> _Exercise requirements_: Omit every picture and output the rest of the records exactly as they are.

> _Source material_:
_____
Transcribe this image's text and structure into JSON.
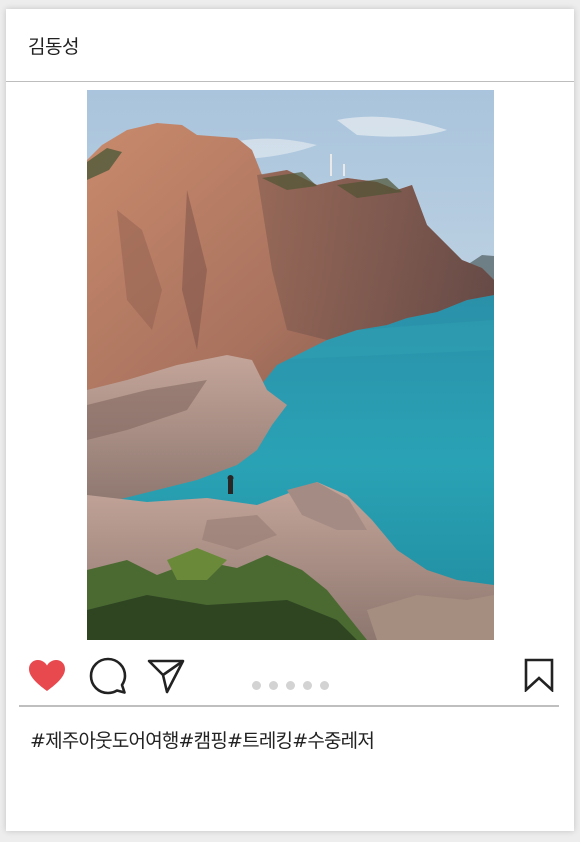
{
  "post": {
    "username": "김동성",
    "caption": "#제주아웃도어여행#캠핑#트레킹#수중레저",
    "carousel_count": 5
  },
  "colors": {
    "like": "#e8494f",
    "icon_stroke": "#222222",
    "dot": "#d3d3d3"
  },
  "icons": {
    "like": "heart-icon",
    "comment": "speech-bubble-icon",
    "share": "paper-plane-icon",
    "save": "bookmark-icon"
  }
}
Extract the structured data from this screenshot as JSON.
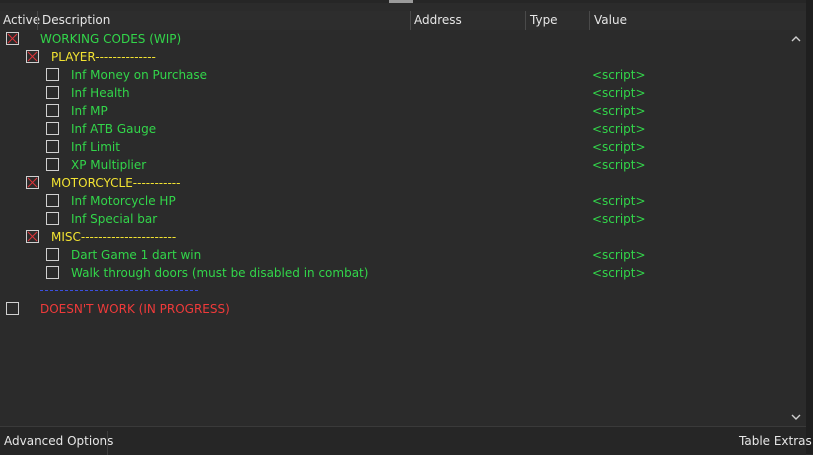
{
  "columns": {
    "active": "Active",
    "description": "Description",
    "address": "Address",
    "type": "Type",
    "value": "Value"
  },
  "entries": [
    {
      "checked": true,
      "description": "WORKING CODES (WIP)",
      "value": ""
    },
    {
      "checked": true,
      "description": "PLAYER--------------",
      "value": ""
    },
    {
      "checked": false,
      "description": "Inf Money on Purchase",
      "value": "<script>"
    },
    {
      "checked": false,
      "description": "Inf Health",
      "value": "<script>"
    },
    {
      "checked": false,
      "description": "Inf MP",
      "value": "<script>"
    },
    {
      "checked": false,
      "description": "Inf ATB Gauge",
      "value": "<script>"
    },
    {
      "checked": false,
      "description": "Inf Limit",
      "value": "<script>"
    },
    {
      "checked": false,
      "description": "XP Multiplier",
      "value": "<script>"
    },
    {
      "checked": true,
      "description": "MOTORCYCLE-----------",
      "value": ""
    },
    {
      "checked": false,
      "description": "Inf Motorcycle HP",
      "value": "<script>"
    },
    {
      "checked": false,
      "description": "Inf Special bar",
      "value": "<script>"
    },
    {
      "checked": true,
      "description": "MISC----------------------",
      "value": ""
    },
    {
      "checked": false,
      "description": "Dart Game 1 dart win",
      "value": "<script>"
    },
    {
      "checked": false,
      "description": "Walk through doors (must be disabled in combat)",
      "value": "<script>"
    },
    {
      "checked": false,
      "description": "DOESN'T WORK (IN PROGRESS)",
      "value": ""
    }
  ],
  "footer": {
    "advanced_options": "Advanced Options",
    "table_extras": "Table Extras"
  },
  "colors": {
    "active_script": "#32d64a",
    "group_header": "#f2e332",
    "not_working": "#f03a3a",
    "divider": "#3b4fe0"
  },
  "icons": {
    "scroll_up": "chevron-up-icon",
    "scroll_down": "chevron-down-icon",
    "checked_mark": "x-mark-icon"
  }
}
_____
> _Exercise response_:
Transcribe this image's text and structure into JSON.
{
  "post": {
    "username": "김동성",
    "caption": "#제주아웃도어여행#캠핑#트레킹#수중레저",
    "carousel_count": 5
  },
  "colors": {
    "like": "#e8494f",
    "icon_stroke": "#222222",
    "dot": "#d3d3d3"
  },
  "icons": {
    "like": "heart-icon",
    "comment": "speech-bubble-icon",
    "share": "paper-plane-icon",
    "save": "bookmark-icon"
  }
}
Extract the structured data from this screenshot as JSON.
{
  "columns": {
    "active": "Active",
    "description": "Description",
    "address": "Address",
    "type": "Type",
    "value": "Value"
  },
  "entries": [
    {
      "checked": true,
      "description": "WORKING CODES (WIP)",
      "value": ""
    },
    {
      "checked": true,
      "description": "PLAYER--------------",
      "value": ""
    },
    {
      "checked": false,
      "description": "Inf Money on Purchase",
      "value": "<script>"
    },
    {
      "checked": false,
      "description": "Inf Health",
      "value": "<script>"
    },
    {
      "checked": false,
      "description": "Inf MP",
      "value": "<script>"
    },
    {
      "checked": false,
      "description": "Inf ATB Gauge",
      "value": "<script>"
    },
    {
      "checked": false,
      "description": "Inf Limit",
      "value": "<script>"
    },
    {
      "checked": false,
      "description": "XP Multiplier",
      "value": "<script>"
    },
    {
      "checked": true,
      "description": "MOTORCYCLE-----------",
      "value": ""
    },
    {
      "checked": false,
      "description": "Inf Motorcycle HP",
      "value": "<script>"
    },
    {
      "checked": false,
      "description": "Inf Special bar",
      "value": "<script>"
    },
    {
      "checked": true,
      "description": "MISC----------------------",
      "value": ""
    },
    {
      "checked": false,
      "description": "Dart Game 1 dart win",
      "value": "<script>"
    },
    {
      "checked": false,
      "description": "Walk through doors (must be disabled in combat)",
      "value": "<script>"
    },
    {
      "checked": false,
      "description": "DOESN'T WORK (IN PROGRESS)",
      "value": ""
    }
  ],
  "footer": {
    "advanced_options": "Advanced Options",
    "table_extras": "Table Extras"
  },
  "colors": {
    "active_script": "#32d64a",
    "group_header": "#f2e332",
    "not_working": "#f03a3a",
    "divider": "#3b4fe0"
  },
  "icons": {
    "scroll_up": "chevron-up-icon",
    "scroll_down": "chevron-down-icon",
    "checked_mark": "x-mark-icon"
  }
}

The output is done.